-- Assignment --
When you find the word "this" in a line of the entries, please copy the whole line.

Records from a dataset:

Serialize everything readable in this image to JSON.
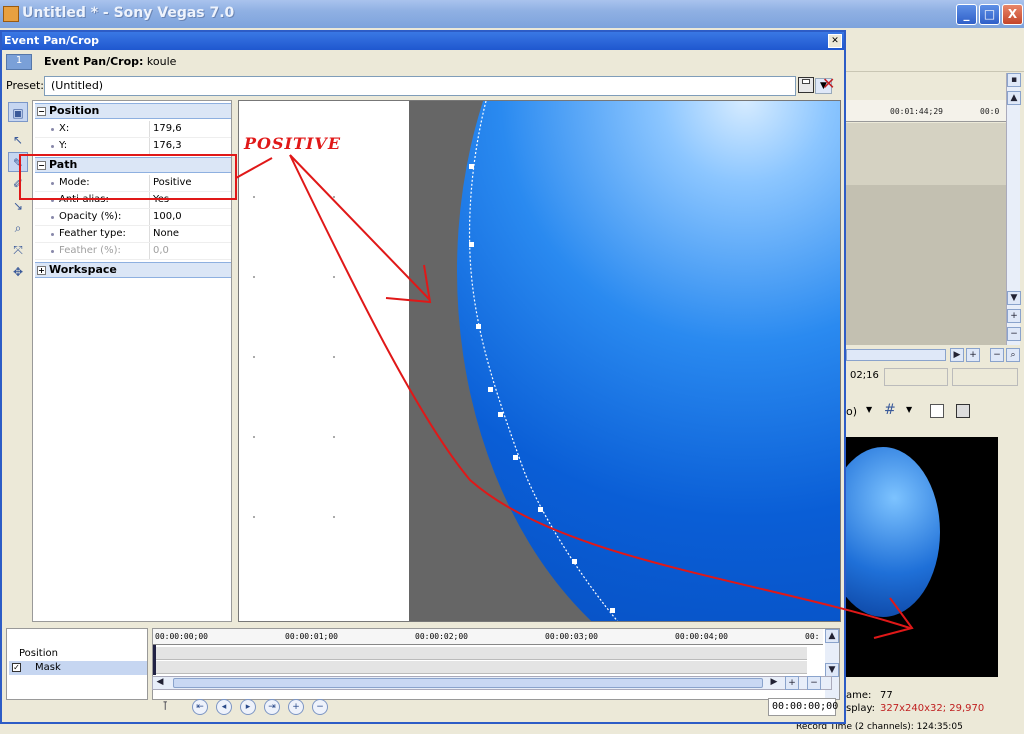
{
  "app": {
    "title": "Untitled * - Sony Vegas 7.0",
    "min": "_",
    "max": "□",
    "close": "X"
  },
  "dialog": {
    "title": "Event Pan/Crop",
    "tab_num": "1",
    "event_prefix": "Event Pan/Crop:",
    "event_name": " koule",
    "preset_label": "Preset:",
    "preset_value": "(Untitled)"
  },
  "props": {
    "position": {
      "label": "Position",
      "x_label": "X:",
      "x_val": "179,6",
      "y_label": "Y:",
      "y_val": "176,3"
    },
    "path": {
      "label": "Path",
      "mode_label": "Mode:",
      "mode_val": "Positive",
      "anti_label": "Anti-alias:",
      "anti_val": "Yes",
      "opacity_label": "Opacity (%):",
      "opacity_val": "100,0",
      "ftype_label": "Feather type:",
      "ftype_val": "None",
      "feather_label": "Feather (%):",
      "feather_val": "0,0"
    },
    "workspace": {
      "label": "Workspace"
    }
  },
  "keyframer": {
    "tracks": [
      "Position",
      "Mask"
    ],
    "ruler": [
      "00:00:00;00",
      "00:00:01;00",
      "00:00:02;00",
      "00:00:03;00",
      "00:00:04;00",
      "00:"
    ],
    "time": "00:00:00;00"
  },
  "bg": {
    "ruler": [
      "00:01:44;29",
      "00:0"
    ],
    "time_frag": "02;16",
    "frame_label": "ame:",
    "frame_val": "77",
    "display_label": "splay:",
    "display_val": "327x240x32; 29,970",
    "record": "Record Time (2 channels): 124:35:05"
  },
  "annotation": {
    "text": "POSITIVE",
    "color": "#e01818"
  },
  "colors": {
    "title_blue": "#1f57cf",
    "accent": "#2a8af0"
  }
}
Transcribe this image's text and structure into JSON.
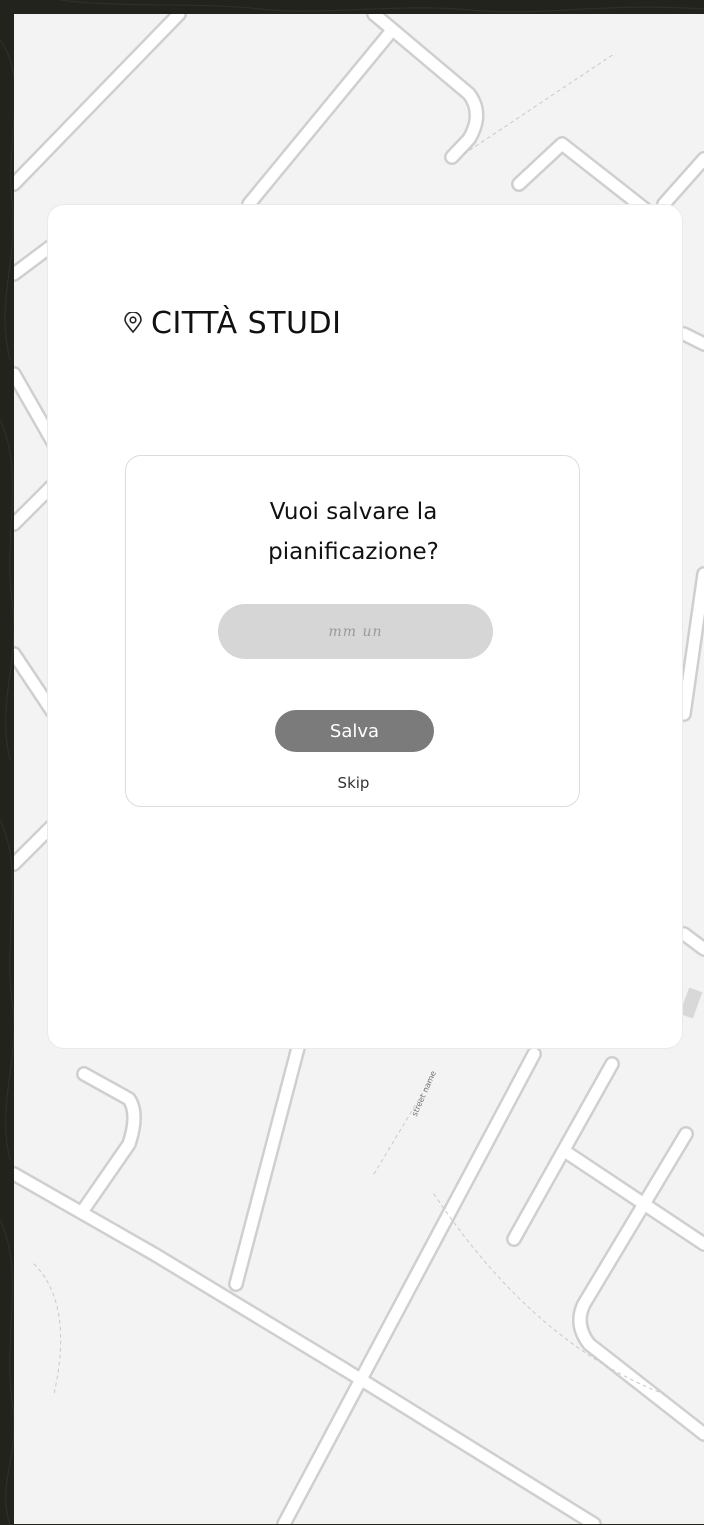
{
  "background": {
    "street_label": "street name"
  },
  "location": {
    "icon": "map-pin-icon",
    "title": "CITTÀ STUDI"
  },
  "dialog": {
    "question_line1": "Vuoi salvare la",
    "question_line2": "pianificazione?",
    "input_scribble": "mm un",
    "save_label": "Salva",
    "skip_label": "Skip"
  },
  "colors": {
    "frame": "#22231d",
    "map": "#f3f3f3",
    "card": "#ffffff",
    "input": "#d6d6d6",
    "button": "#7b7b7b"
  }
}
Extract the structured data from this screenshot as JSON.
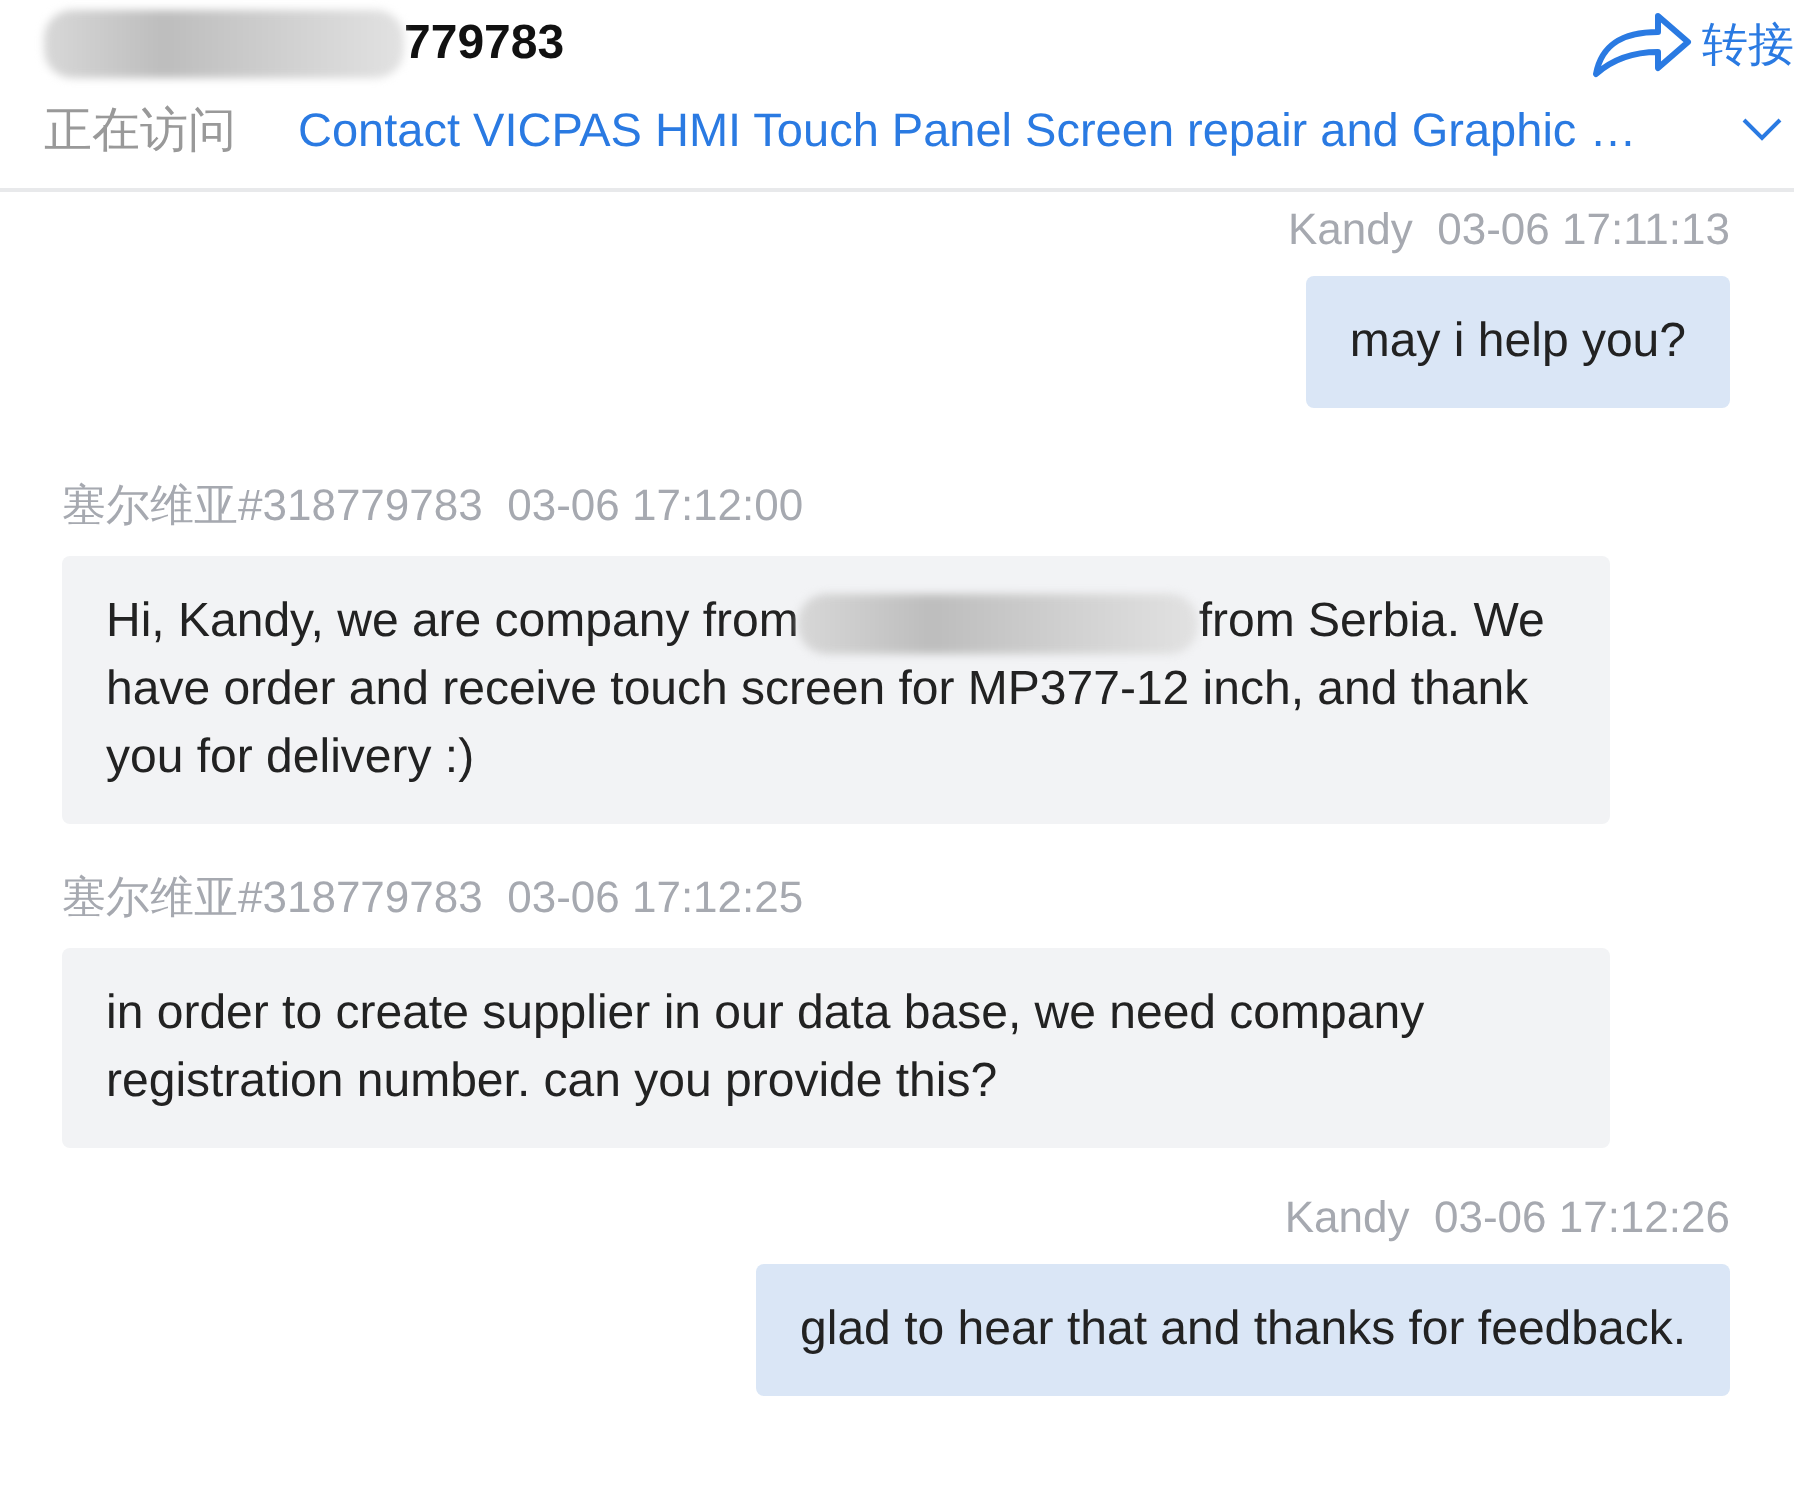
{
  "header": {
    "title": "779783",
    "title_redacted": true,
    "transfer_label": "转接",
    "visiting_label": "正在访问",
    "visiting_page": "Contact VICPAS HMI Touch Panel Screen repair and Graphic …"
  },
  "messages": [
    {
      "kind": "agent",
      "sender": "Kandy",
      "time": "03-06 17:11:13",
      "text_parts": [
        "may i help you?"
      ]
    },
    {
      "kind": "visitor",
      "sender": "塞尔维亚#318779783",
      "time": "03-06 17:12:00",
      "text_parts": [
        "Hi, Kandy, we are company from",
        "from Serbia. We have order and receive touch screen for MP377-12 inch, and thank you for delivery :)"
      ]
    },
    {
      "kind": "visitor",
      "sender": "塞尔维亚#318779783",
      "time": "03-06 17:12:25",
      "text_parts": [
        "in order to create supplier in our data base, we need company registration number. can you provide this?"
      ]
    },
    {
      "kind": "agent",
      "sender": "Kandy",
      "time": "03-06 17:12:26",
      "text_parts": [
        "glad to hear that and thanks for feedback."
      ]
    }
  ]
}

-- Solution to the exercise --
Serialize everything readable in this image to JSON.
Transcribe this image's text and structure into JSON.
Extract the structured data from this screenshot as JSON.
        "in order to create supplier in our data base, we need company registration number. can you provide this?"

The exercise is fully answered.